# [WHAT YOU WILL DO]
Report each line of the entries below that has the word "then" in it.

# [RECORD SET]

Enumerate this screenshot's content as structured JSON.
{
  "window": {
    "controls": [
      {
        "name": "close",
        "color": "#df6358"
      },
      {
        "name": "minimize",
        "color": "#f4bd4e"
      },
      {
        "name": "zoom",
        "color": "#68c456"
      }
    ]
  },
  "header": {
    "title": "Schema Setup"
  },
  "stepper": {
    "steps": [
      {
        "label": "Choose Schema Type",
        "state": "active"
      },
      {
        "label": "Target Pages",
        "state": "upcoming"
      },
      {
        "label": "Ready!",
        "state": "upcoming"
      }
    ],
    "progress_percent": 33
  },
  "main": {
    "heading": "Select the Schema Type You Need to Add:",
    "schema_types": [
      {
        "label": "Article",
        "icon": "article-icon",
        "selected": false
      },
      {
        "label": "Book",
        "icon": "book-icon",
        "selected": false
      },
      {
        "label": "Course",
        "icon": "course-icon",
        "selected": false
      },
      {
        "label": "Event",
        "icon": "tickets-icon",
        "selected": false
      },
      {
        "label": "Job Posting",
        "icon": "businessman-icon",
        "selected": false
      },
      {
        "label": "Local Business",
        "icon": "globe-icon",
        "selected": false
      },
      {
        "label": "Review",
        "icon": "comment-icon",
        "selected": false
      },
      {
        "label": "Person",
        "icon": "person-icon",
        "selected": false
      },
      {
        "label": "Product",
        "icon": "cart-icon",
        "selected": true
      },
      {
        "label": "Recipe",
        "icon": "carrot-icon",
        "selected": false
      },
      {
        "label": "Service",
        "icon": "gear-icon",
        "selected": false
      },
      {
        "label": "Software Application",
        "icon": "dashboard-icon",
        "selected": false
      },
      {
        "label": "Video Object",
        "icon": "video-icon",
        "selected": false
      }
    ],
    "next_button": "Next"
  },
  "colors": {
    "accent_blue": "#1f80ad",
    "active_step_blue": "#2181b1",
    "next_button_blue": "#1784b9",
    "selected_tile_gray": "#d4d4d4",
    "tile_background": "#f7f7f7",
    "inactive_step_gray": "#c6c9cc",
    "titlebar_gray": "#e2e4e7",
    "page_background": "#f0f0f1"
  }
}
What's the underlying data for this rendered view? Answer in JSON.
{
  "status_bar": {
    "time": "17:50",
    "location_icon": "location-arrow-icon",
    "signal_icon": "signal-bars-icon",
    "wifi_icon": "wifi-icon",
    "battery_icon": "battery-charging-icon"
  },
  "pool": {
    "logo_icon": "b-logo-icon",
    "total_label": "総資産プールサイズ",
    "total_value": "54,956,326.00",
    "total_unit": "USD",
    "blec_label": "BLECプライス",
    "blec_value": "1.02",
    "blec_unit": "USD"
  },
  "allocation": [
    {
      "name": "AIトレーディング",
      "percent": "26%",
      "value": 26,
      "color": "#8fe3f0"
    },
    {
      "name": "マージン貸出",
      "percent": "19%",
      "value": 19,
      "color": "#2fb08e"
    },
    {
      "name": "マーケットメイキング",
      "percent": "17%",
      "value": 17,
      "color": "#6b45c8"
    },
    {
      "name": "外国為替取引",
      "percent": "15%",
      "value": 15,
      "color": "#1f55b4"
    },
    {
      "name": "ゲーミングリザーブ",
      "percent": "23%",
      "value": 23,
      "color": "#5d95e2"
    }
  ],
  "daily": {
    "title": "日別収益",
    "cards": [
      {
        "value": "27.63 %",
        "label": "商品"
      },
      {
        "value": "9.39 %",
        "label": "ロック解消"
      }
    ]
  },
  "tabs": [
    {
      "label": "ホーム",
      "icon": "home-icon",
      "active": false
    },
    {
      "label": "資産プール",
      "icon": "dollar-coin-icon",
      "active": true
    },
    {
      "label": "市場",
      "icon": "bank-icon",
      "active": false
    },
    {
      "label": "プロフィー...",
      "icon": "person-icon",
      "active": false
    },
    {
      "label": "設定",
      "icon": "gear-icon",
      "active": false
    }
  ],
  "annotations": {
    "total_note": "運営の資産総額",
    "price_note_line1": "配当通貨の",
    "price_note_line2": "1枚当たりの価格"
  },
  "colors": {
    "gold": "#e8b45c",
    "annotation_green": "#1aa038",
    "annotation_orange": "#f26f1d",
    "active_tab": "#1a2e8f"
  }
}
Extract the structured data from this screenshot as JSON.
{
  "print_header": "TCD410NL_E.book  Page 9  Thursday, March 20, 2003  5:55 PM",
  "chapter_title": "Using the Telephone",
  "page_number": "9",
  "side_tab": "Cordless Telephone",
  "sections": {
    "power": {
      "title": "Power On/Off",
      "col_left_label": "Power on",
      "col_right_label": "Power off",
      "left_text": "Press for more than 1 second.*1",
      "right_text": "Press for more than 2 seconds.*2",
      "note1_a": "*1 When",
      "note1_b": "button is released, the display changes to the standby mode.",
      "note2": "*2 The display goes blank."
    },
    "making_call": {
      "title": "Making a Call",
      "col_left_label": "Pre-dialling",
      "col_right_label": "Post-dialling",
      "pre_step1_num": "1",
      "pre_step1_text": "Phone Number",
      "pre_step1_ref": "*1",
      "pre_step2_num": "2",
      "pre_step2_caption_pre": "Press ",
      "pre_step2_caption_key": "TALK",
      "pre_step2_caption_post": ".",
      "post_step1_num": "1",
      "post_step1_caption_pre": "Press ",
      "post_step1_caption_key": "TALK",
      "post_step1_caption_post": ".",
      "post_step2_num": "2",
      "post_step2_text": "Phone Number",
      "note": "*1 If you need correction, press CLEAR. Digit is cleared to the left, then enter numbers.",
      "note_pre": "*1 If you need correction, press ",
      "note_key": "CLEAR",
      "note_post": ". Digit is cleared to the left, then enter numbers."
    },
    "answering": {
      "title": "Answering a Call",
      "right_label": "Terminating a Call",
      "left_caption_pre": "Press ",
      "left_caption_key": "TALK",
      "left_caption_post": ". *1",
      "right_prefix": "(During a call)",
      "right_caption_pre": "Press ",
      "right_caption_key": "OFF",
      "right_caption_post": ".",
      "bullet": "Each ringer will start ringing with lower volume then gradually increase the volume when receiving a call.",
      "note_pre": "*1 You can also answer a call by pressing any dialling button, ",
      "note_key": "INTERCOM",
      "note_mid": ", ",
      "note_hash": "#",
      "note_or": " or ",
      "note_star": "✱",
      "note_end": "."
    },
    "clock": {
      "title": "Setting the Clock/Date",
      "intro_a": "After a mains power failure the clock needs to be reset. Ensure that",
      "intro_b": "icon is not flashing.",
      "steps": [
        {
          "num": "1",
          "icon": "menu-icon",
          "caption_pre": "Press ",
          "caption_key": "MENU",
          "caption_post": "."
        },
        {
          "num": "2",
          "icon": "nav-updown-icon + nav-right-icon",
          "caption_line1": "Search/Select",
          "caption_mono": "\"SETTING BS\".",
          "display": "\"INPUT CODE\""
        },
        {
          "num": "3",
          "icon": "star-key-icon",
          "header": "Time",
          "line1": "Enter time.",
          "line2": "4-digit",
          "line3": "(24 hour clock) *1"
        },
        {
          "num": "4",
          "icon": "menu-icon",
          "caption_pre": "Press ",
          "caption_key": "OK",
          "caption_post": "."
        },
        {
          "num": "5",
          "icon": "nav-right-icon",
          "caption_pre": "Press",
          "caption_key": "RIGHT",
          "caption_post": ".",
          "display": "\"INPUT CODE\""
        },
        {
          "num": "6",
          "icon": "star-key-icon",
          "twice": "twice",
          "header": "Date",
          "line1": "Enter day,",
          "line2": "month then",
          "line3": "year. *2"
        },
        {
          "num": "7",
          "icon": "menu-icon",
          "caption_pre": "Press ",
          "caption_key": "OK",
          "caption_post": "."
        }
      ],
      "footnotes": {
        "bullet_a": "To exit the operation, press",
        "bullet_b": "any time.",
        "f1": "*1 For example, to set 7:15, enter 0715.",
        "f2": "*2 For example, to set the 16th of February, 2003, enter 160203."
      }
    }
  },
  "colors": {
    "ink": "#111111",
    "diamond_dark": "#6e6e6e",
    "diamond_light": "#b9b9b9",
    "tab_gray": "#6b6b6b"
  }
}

# [ANSWER TO THE EXERCISE]
      "note": "*1 If you need correction, press CLEAR. Digit is cleared to the left, then enter numbers.",
      "note_post": ". Digit is cleared to the left, then enter numbers."
      "bullet": "Each ringer will start ringing with lower volume then gradually increase the volume when receiving a call.",
          "line2": "month then",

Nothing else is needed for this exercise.